Only short test jobs of application software can be run interactively on HPCVL machines. Production jobs must be submitted via the scheduling software Grid Engine. For usage of this software, please consult our Grid Engine FAQ.

In most cases, you will be running NAMD production jobs in parallel mode. This means that you need to specify a number of CPUs that should be reserved to run each independent NAMD thread. This is done in a Grid Engine submission script.

The items in the template that are enclosed in mustr be replaced by the appropriate values. Lines that start with "#$" containn information for Grid Engine. The "#$ -V" line tells GE to inherit the shell setup from the calling shell, for instance the $PATH variable. "#$ -cwd" tells the system to start from the current working directory. "#$ -M" lets the system know you email address, so it can notify you when the job starts and ends. The "#$ -o" and "#$ -e" lines are there to define files that capture output that would go to the screen in an interactive run, coming from the program and the system, repsectively. Finally, the "#$ -pe" line serves to define the number of CPUs to be reserved. The number you insert here will be reused through the environment variable $NSLOTS, so that you do not have to type it again in the namd command line.

Note that the name of the configuration file that replaces "configuration file" in the script template, should have file extension .namd, just as in the interactive run.

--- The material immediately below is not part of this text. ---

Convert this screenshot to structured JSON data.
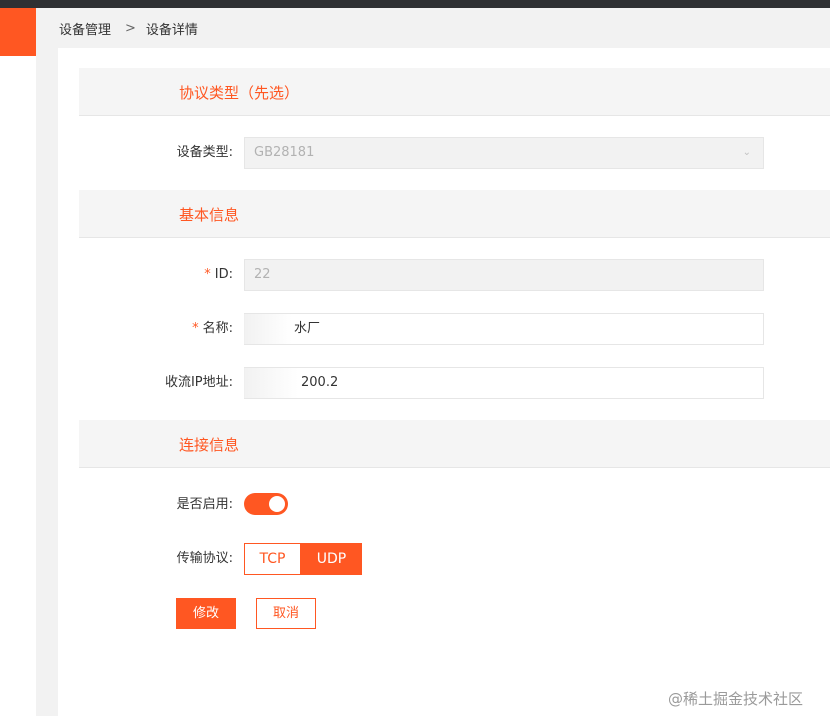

Once you have a proper script file (let's call it namd.sh) you can submit your production job by typing

qsub namd.sh

The Grid Engine will take care of the rest.

 

Only short test jobs of application software can be run interactively on HPCVL machines. Production jobs must be submitted via the scheduling software Grid Engine. For usage of this software, please consult our Grid Engine FAQ.

In most cases, you will be running NAMD production jobs in parallel mode. This means that you need to specify a number of CPUs that should be reserved to run each independent NAMD thread. This is done in a Grid Engine submission script. You can use this sample script as a template.

The items in the template that are enclosed in {} mustr be replaced by the appropriate values. Lines that start with "#$" containn information for Grid Engine. The "#$ -V" line tells GE to inherit the shell setup from the calling shell, for instance the $PATH variable. "#$ -cwd" tells the system to start from the current working directory. "#$ -M" lets the system know you email address, so it can notify you when the job starts and ends. The "#$ -o" and "#$ -e" lines are there to define files that capture output that would go to the screen in an interactive run, coming from the program and the system, repsectively. Finally, the "#$ -pe" line serves to define the number of CPUs to be reserved. The number you insert here will be reused through the environment variable $NSLOTS, so that you do not have to type it again in the namd command line.

Note that the name of the configuration file that replaces "{configuration file}" in the script template, should have file extension .namd, just as in the interactive run.

Once you have a proper script file (let's call it namd.sh) you can submit your production job by typing

qsub namd.sh

The Grid Engine will take care of the rest.

Are there licensing issues with NAMD2 ?

NAMD is free for non-commercial use, but it is licensed. As with other licensed software, we ask our users to read through the license agreement that exists between the University of Illinois and HPCVL, and to sign a statement that they agree to abide by the terms of the license. The main issue in the NAMD case is that usage has to non-commercial.

Once we have received the signed statement (FAX to (613) 533-2015 is OK), we will enter the user to a Unix group namd which enables access to the software.

Where can I get more detailed information?

To use NAMD, you need a copy of the manual and it is recommended to consult the NAMD webpage. These contain useful and important information regarding NAMD use. The examples are also very useful. Please contact HPCVL User support or send email to help@hpcvl.org if you have specific questions.